“I love the HPT. It’s my home game,” said the man who has become known as Mr. HPT. “I’m feeling very fortunate and it’s great to have the second win.”
Meet Craig Casino
After five years of watching the Heartland Poker Tour, Craig Casino, 56, decided to play poker. Six years later, he has assembled an amazing record that includes the nickname, Mr. HPT. He leads the HPT in money won, final tables and cashes. In 2013, he won the largest tournament held outside Las Vegas, defeating 5,165 entries at the Chicago Poker Classic. Away from the table he’s a certified arborist and he’s been married for more than 40 years.
You learned poker by reading books and watching videos, what was the most helpful? I feel anything you can do to improve your poker skills are important. Videos help you learn to read players and the importance of positional play. Poker books help you to understand all the different styles of play.
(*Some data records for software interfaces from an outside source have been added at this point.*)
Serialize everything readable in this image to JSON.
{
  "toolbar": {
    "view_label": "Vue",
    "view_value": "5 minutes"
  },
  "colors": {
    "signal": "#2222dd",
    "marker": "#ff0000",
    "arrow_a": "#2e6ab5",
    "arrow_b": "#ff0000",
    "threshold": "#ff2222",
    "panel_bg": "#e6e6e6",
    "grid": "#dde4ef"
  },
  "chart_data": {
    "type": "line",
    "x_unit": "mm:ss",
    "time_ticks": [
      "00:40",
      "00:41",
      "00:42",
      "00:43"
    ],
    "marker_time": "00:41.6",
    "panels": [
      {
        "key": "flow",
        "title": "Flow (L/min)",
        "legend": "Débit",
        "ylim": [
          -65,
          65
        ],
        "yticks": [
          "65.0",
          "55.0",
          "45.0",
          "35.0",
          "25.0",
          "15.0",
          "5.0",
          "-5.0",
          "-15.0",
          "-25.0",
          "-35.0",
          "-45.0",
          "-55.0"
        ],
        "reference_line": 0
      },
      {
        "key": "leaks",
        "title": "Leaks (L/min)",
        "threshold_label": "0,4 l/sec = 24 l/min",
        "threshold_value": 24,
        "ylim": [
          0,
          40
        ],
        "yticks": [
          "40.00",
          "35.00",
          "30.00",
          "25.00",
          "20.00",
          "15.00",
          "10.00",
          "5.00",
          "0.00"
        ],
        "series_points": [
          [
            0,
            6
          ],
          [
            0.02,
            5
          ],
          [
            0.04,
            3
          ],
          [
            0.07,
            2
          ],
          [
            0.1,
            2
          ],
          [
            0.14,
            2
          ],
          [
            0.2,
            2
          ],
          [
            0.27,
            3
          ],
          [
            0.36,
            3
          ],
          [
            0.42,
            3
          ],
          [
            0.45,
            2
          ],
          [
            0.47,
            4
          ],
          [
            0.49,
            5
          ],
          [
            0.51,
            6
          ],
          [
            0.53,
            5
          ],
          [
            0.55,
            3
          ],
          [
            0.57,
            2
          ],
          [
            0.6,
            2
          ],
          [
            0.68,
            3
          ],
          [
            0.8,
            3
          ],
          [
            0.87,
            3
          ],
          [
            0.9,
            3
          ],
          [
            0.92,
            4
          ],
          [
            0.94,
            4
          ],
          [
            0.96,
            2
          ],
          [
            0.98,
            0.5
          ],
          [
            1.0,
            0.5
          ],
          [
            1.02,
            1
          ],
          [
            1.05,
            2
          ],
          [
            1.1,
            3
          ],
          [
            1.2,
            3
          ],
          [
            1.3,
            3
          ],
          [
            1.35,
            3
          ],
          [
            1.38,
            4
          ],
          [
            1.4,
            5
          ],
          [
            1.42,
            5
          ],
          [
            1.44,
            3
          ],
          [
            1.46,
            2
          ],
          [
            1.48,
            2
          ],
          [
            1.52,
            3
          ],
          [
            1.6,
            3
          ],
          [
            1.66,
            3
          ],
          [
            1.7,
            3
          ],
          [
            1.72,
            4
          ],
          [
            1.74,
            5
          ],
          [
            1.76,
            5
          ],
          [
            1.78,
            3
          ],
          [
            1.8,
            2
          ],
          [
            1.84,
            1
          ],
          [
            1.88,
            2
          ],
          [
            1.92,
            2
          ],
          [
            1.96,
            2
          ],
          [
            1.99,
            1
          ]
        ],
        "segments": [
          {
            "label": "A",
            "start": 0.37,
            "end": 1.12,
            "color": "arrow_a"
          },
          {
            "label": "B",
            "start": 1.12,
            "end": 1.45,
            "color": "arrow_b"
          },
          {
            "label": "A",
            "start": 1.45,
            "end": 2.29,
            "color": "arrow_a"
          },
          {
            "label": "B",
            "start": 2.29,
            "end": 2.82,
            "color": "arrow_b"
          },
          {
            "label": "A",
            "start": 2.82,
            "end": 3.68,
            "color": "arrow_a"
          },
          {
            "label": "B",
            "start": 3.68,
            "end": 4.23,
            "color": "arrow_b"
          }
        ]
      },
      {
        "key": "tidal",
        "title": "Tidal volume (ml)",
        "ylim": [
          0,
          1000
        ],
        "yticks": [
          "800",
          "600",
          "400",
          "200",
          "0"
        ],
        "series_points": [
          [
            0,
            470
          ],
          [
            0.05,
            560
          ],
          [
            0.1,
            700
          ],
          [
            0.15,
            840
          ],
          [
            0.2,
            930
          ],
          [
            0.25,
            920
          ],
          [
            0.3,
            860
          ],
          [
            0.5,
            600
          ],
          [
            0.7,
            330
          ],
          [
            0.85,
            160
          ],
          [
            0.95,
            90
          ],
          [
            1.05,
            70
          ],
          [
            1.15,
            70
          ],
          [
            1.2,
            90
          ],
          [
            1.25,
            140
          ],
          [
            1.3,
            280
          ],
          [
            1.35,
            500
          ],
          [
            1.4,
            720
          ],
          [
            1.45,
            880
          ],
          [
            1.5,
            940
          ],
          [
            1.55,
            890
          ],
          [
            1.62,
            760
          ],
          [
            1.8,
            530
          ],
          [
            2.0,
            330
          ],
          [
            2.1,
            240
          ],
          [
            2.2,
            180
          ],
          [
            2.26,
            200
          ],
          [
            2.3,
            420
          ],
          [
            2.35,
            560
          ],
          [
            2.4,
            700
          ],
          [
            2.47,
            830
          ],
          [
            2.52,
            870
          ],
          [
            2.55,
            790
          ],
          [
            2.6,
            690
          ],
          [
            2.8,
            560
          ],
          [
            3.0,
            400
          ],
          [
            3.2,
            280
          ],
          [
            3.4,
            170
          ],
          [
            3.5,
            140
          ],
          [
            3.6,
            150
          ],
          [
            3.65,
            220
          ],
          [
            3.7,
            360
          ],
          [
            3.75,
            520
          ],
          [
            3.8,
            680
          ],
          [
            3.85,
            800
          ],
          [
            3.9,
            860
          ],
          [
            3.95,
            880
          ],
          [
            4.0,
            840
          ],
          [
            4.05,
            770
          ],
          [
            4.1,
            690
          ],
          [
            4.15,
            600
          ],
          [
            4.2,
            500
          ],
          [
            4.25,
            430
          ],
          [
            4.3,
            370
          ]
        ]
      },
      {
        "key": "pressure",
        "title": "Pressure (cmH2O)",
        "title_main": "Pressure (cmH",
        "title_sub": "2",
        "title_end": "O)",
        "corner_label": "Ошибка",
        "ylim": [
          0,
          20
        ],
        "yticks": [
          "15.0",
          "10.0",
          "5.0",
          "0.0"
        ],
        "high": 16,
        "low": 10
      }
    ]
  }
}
The trick is to figure out which style of play would benefit you the most against your perception of the people you’re playing.
What tips can you give tournament players? Several pros don’t like to get to the table until the blind levels elevate a bit. I’m usually one of the first players at the table because that’s when I get my earliest reads on opponents. … If they know how to handle themselves and are obviously experienced, I play differently against them than I would a less experienced player who I will attempt to bully early in an attempt to chip up. — Joe Giertuga